Vintage Mystery Scavenger Hunt Item: Shadowy Figure
Rich at his blog Past Offences runs a monthly Crimes of the Century Challenge and this month’s chosen year is 1937, so I decided to review Cyril Hare’s first Inspector Mallett novel, Tenant for Death (1937). The opening chapters in this story, in contrast to my previous read, offer the reader a lot of plot threads and characters to grasp a hold of. We have a newspaper vendor noticing the unusual fact of local resident, Colin James, bringing a guest home for the first time since he began his tenancy. It is through the newspaper vendor that we also see James abruptly leave his property some time later, making even the most casual of mystery readers prick their ears up. We also have the disappearance of the financier Lionel Ballantine, whose business is soon to go under due to malpractice. There is also his nervy and edgy secretary Hector Du Pine, yet he is far from being a put upon or weak underling. There is a feeling of something distinctly sinister about him. A blast from Ballantine’s past also appears early on in the story, with John Fanshawe having been recently released from jail for fraud, a fraud which caused extensive ruin to many, all except Ballantine who may well have been involved. Young love also has its place in the opening sequence, with Susan and Frank wondering when they will have enough money to marry on. Frank hints a solution to their problems will arrive soon, though Susan can elicit no further information on how this money will be obtained. All of these threads combine when the Ballantine’s body is found in James’ home. With James’ no longer in residence, he is Inspector Mallett’s prime suspect and Hare creates a great deal of pleasing mystification over this character, as well as with others involved in the case, such as Frank, who unsurprisingly are all acting suspiciously one way or another. However Inspector Mallett is no infallible sleuth and events as the end of the story comes near do fall out of his grasp and control.
This is a mystery with a well-crafted and complex puzzle, which I think will give readers plenty of clues to get their teeth into, with new information giving further food for thought. Clues start very early on and there were quite a few that passed me by. There is a steady trickle of surprising event and information which helps maintain the pace on the whole. There is perhaps a slight reliance on a last minute piece of information, in order to get the reader thinking in the right direction and getting the case to draw to a close, but I think subsequent evidence which refers back to much earlier clues, means this didn’t feel like a swizz.

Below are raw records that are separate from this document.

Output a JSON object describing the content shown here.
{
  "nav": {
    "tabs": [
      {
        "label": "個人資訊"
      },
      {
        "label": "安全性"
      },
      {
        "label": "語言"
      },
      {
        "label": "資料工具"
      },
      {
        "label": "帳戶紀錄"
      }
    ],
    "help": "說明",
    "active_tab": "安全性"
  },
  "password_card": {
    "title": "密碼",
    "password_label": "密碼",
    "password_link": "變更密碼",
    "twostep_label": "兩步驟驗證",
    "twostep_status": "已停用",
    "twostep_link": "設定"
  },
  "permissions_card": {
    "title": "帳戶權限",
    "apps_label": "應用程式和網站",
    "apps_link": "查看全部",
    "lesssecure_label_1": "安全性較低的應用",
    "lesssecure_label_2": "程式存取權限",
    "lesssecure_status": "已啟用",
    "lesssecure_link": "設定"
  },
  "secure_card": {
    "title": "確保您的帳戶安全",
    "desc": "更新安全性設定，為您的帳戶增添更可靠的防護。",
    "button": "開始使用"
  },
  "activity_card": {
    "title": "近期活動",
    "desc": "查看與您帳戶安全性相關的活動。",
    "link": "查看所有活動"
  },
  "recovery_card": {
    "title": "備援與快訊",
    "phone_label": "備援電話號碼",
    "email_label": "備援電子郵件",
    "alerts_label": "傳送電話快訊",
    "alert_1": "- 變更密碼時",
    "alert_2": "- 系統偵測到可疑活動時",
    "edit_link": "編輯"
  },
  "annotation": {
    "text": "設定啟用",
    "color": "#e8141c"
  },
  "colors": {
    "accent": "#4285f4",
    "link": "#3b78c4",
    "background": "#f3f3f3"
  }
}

By and large Hare’s characterisation is strong and well executed. Even characters with small parts are memorable and nuanced. You get a real sense of who they are and I enjoyed following Inspector Mallett’s investigation. In later novels Mallett works with an amateur sleuth named Francis Pettigrew, but in this one I actually rather liked not having Pettigrew’s presence. In some ways I think it freed Mallett up and gave him more of the limelight. Equally the absence of Pettigrew meant there wasn’t any legal twist in this mystery. Hare uses the trope of the murdered financier to good effect in this story and he recreates the various milieus involved in his book effectively, making them seem real and distinct from one another. The ending wasn’t quite what I predicted and I think it was a little rushed, though it did show Inspector Mallett in a different light. In particular one character’s response to a dramatic event seemed oddly cool to say the least and didn’t really fit. I think if the ending had been a few pages longer these little inconsistencies could have been ironed out.

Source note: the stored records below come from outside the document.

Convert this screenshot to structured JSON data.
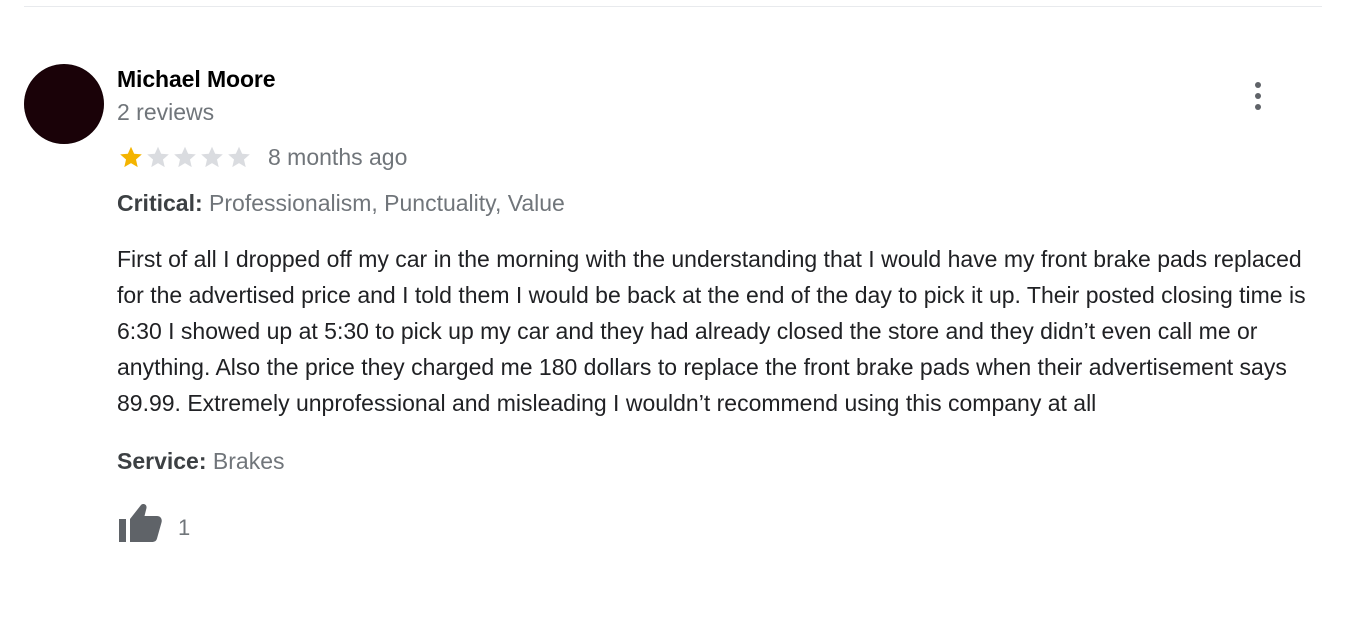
{
  "review": {
    "reviewer_name": "Michael Moore",
    "reviewer_meta": "2 reviews",
    "rating": 1,
    "rating_max": 5,
    "date": "8 months ago",
    "critical_label": "Critical:",
    "critical_value": "Professionalism, Punctuality, Value",
    "text": "First of all I dropped off my car in the morning with the understanding that I would have my front brake pads replaced for the advertised price and I told them I would be back at the end of the day to pick it up. Their posted closing time is 6:30 I showed up at 5:30 to pick up my car and they had already closed the store and they didn’t even call me or anything. Also the price they charged me 180 dollars to replace the front brake pads when their advertisement says 89.99. Extremely unprofessional and misleading I wouldn’t recommend using this company at all",
    "service_label": "Service:",
    "service_value": "Brakes",
    "like_count": "1"
  },
  "icons": {
    "more": "more-vert-icon",
    "like": "thumbs-up-icon",
    "star": "star-icon"
  },
  "colors": {
    "star_filled": "#f4b400",
    "star_empty": "#dadce0",
    "avatar": "#1a0208",
    "muted_text": "#70757a",
    "icon_gray": "#5f6368"
  }
}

Despite being a novel published near the end of the 1930s, there isn’t any mention of Fascism or any fears of an impending war with Germany. Communism makes a brief foray into the novel in the form of comic skit between a lorry driver and one of the suspects. However, through a rather reactionary character, comments are made on India and in particular on Mahatma Gandhi who the character believes is ‘the biggest enemy our Indian Empire has got.’ Suffice to say he isn’t impressed that his daughter has named her dog after him.

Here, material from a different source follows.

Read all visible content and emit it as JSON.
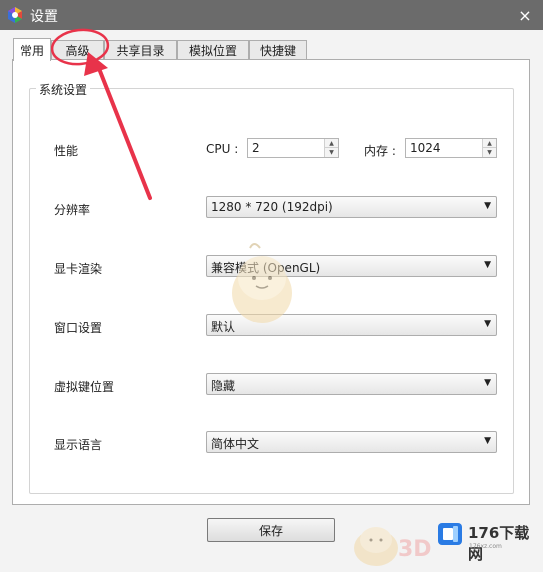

So all in all I think this was a strong first outing for Hare, balancing plot and character needs and due to the lack of legal twists, this is a mystery I think readers will feel they have more of a chance of solving. Hare has an entertaining writing style and he is mostly good when it comes to pacing in the story. In several respects I think Hare’s mystery will keep readers guessing until the end.